Before you can qualify for a Chapter 13 bankruptcy you will need to have your federal and state tax returns on hand for the last four years. This can be a problem for some debtors who have chosen to postpone filing to avoid or delay the assessment of tax debts. In some cases, you can file your tax returns while your Chapter 13 bankruptcy is pending. But that is up to the court and will delay your case. It is better to get all your tax returns up to date before you file your petition for Chapter 13 bankruptcy. Then when you file, you will provide those tax returns to the trustee. If you don't, your case will be dismissed.
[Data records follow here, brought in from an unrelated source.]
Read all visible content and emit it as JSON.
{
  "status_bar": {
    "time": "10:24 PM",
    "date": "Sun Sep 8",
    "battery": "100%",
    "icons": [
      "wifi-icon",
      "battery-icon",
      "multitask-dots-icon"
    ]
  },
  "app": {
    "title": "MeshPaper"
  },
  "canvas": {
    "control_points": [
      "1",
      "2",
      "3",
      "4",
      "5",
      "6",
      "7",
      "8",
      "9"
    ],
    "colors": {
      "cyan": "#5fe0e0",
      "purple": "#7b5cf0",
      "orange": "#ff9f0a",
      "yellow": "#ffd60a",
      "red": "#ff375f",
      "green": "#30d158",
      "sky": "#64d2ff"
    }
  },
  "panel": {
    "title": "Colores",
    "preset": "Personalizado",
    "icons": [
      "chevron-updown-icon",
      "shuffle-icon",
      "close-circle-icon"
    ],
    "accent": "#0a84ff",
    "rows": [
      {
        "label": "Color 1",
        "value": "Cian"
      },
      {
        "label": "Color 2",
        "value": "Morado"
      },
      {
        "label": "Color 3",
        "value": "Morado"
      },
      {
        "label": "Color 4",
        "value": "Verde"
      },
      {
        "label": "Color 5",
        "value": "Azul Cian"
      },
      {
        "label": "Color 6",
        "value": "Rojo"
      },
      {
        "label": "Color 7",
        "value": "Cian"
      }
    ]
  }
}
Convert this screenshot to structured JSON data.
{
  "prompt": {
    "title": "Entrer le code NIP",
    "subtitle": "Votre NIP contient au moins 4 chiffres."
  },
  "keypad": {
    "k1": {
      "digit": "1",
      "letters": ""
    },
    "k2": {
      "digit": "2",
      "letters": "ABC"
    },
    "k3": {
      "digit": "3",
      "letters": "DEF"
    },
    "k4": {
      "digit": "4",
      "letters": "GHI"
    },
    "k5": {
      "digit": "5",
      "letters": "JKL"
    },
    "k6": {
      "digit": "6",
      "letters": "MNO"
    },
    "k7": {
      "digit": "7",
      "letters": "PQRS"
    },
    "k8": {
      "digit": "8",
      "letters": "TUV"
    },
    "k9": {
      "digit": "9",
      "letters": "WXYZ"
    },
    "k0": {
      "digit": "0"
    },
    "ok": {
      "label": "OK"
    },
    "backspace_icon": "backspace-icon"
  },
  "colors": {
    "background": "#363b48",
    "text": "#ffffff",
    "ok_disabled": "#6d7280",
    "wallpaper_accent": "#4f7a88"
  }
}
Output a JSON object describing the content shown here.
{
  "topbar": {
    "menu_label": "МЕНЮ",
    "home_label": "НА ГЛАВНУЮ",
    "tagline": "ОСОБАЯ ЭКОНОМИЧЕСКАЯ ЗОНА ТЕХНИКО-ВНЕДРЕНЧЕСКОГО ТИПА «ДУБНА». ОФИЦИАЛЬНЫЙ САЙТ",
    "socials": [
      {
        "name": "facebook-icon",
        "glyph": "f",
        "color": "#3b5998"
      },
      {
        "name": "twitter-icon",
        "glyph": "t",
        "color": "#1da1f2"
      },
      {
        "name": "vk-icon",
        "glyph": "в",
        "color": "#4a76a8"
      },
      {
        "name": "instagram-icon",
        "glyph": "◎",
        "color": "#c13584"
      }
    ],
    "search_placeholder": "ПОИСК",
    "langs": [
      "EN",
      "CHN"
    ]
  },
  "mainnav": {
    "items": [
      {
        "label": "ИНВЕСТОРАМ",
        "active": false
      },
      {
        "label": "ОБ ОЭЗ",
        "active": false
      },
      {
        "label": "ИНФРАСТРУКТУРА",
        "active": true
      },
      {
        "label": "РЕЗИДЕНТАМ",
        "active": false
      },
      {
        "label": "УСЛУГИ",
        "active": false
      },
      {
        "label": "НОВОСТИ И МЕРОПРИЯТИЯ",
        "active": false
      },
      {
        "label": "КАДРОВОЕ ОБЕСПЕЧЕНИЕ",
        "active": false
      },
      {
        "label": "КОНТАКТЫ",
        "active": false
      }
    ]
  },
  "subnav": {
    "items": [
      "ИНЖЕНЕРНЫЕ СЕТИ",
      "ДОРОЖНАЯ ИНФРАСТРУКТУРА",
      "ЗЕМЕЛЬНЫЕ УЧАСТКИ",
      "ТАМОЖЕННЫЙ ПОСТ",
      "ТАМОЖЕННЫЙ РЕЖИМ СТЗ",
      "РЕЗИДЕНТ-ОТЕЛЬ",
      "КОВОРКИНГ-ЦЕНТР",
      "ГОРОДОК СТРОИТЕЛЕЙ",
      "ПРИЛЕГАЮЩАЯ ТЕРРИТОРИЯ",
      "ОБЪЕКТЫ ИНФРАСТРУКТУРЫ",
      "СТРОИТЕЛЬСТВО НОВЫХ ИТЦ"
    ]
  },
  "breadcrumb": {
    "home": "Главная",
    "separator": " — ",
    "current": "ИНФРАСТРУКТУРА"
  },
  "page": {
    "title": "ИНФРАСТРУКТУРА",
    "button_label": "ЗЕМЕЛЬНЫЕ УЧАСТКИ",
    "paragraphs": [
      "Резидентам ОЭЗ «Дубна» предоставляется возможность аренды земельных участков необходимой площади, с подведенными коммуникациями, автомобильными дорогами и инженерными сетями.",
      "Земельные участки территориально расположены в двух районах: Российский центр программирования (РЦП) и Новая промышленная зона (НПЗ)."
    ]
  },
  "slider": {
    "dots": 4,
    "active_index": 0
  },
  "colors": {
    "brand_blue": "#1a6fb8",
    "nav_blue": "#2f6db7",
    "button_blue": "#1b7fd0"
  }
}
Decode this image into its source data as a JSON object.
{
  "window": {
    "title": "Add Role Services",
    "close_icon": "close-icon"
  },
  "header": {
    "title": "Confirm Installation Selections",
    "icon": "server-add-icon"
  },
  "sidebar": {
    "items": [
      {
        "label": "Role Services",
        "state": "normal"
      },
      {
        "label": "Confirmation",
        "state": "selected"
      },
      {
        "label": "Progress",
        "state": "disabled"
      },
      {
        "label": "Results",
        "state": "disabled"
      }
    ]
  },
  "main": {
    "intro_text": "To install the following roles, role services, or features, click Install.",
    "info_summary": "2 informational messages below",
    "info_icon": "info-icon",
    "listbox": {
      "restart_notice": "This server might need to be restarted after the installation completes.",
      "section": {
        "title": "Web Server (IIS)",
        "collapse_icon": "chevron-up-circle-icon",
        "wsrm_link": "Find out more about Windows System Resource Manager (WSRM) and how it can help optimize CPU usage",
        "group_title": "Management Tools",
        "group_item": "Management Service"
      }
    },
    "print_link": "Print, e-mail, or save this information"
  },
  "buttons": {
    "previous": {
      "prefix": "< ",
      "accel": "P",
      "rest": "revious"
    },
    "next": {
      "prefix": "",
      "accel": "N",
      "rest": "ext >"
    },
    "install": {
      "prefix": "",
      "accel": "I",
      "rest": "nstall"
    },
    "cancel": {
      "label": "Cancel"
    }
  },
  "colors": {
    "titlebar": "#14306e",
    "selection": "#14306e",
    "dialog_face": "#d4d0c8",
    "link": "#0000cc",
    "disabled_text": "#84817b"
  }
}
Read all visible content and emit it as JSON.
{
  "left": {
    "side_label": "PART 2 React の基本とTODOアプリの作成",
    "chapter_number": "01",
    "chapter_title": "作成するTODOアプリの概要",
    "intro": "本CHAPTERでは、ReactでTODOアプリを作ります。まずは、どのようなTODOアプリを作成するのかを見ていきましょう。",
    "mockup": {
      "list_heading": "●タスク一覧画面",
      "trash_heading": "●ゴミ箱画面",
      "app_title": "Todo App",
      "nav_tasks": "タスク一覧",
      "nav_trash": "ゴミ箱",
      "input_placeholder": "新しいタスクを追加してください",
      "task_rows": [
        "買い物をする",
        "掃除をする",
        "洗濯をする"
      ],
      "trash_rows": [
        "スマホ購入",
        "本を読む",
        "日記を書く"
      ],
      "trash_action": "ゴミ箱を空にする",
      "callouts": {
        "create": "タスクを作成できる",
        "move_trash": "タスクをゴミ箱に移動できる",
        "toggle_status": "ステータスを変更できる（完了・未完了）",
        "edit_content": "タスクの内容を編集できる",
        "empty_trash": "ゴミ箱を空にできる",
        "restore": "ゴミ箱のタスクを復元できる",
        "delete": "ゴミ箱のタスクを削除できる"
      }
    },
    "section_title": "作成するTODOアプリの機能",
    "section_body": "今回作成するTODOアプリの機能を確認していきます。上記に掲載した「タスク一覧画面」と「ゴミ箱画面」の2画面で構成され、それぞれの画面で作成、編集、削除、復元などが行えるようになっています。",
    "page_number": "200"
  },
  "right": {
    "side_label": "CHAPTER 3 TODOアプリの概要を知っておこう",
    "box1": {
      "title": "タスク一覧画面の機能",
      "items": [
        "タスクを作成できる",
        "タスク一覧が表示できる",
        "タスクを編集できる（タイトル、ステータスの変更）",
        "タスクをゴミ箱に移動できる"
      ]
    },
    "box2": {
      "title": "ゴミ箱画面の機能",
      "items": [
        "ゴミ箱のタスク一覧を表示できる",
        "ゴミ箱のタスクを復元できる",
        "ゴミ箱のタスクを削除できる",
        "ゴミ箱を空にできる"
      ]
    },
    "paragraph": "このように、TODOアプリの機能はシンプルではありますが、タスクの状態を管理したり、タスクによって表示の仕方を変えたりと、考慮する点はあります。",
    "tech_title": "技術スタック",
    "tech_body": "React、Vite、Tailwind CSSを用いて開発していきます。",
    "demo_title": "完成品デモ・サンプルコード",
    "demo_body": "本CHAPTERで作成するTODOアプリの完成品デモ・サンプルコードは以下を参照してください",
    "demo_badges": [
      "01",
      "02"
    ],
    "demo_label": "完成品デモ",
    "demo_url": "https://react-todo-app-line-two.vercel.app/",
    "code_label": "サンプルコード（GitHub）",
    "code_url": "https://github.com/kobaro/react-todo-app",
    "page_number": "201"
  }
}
One of the biggest differences between eligibility for Chapter 7 and Chapter 13 bankruptcy is the income requirement. Under the Bankruptcy Abuse Prevention and Consumer Protection Act (BAPCPA) of 2005, debtors using Chapter 7 whose monthly incomes are too high are presumed to be abusing the system and their cases can be dismissed. But under Chapter 13, the question is whether you make enough money to meet the requirements of your payment plan.
To be eligible for Chapter 13 bankruptcy, you and your bankruptcy attorney will have to show that you have enough monthly income to pay all your allowed expenses and secured debts (including your mortgage and car loan) and still cover your payment plan. The income used to prove eligibility can come from:
If your total net income is above the state median, you will likely meet the disposable income requirement for Chapter 13. In Michigan, for fiscal year 2017, the estimated median income for a family of four was $77,718. Single wage earners came in at $44,072. If your family's net disposable income falls above those numbers, you may be required to make additional payments, and your plan may be extended from three to five years.
Chapter 13 of the bankruptcy code also has ceilings for secured and unsecured debt. You must fall below those ceilings to be eligible for Chapter 13 bankruptcy. As of April 2016, those upper limits were:
Generally, if you are eligible for Chapter 13 bankruptcy, you will be required to continue to pay all your secured debts throughout the payment period. Your plan will also require you to dedicate a portion of your disposable income (after allowable expenses) every month to paying off your unsecured debt.
If you have fallen behind on your payment obligations, your plan may allow you to "cure the defect" on your mortgage or car payment over the course of that time period and avoid foreclosure or repossession. When you successfully complete your Chapter 13 bankruptcy, you will still own your home and your car.
The U.S. Bankruptcy Code requires all individuals seeking a Chapter 7 or Chapter 13 bankruptcy to attend credit counseling and complete a personal financial management class. These requirements are designed to teach debtors how to budget, save, use credit, and avoid debt. Your Chapter 13 bankruptcy can't be discharged until you submit a certificate of completion for this program.
Determining whether you are eligible for Chapter 13 bankruptcy isn't always easy. You will need to review all your assets, income sources, and debts (both secured and unsecured) with an experience bankruptcy attorney to determine if you qualify, and whether a Chapter 13 bankruptcy is the right choice for you and your family.
At John A. Steinberger & Associates, P.C., we are a full-service bankruptcy law firm in Southeast MISoutheast MI. We serve debtors and families in Southfield, throughout Metro Detroit, and in the surrounding communities. If you think a Chapter 13 bankruptcy might be the best financial decision for you, call us toll-free at (866) 690-2140 or contact us online to schedule a free initial consultation.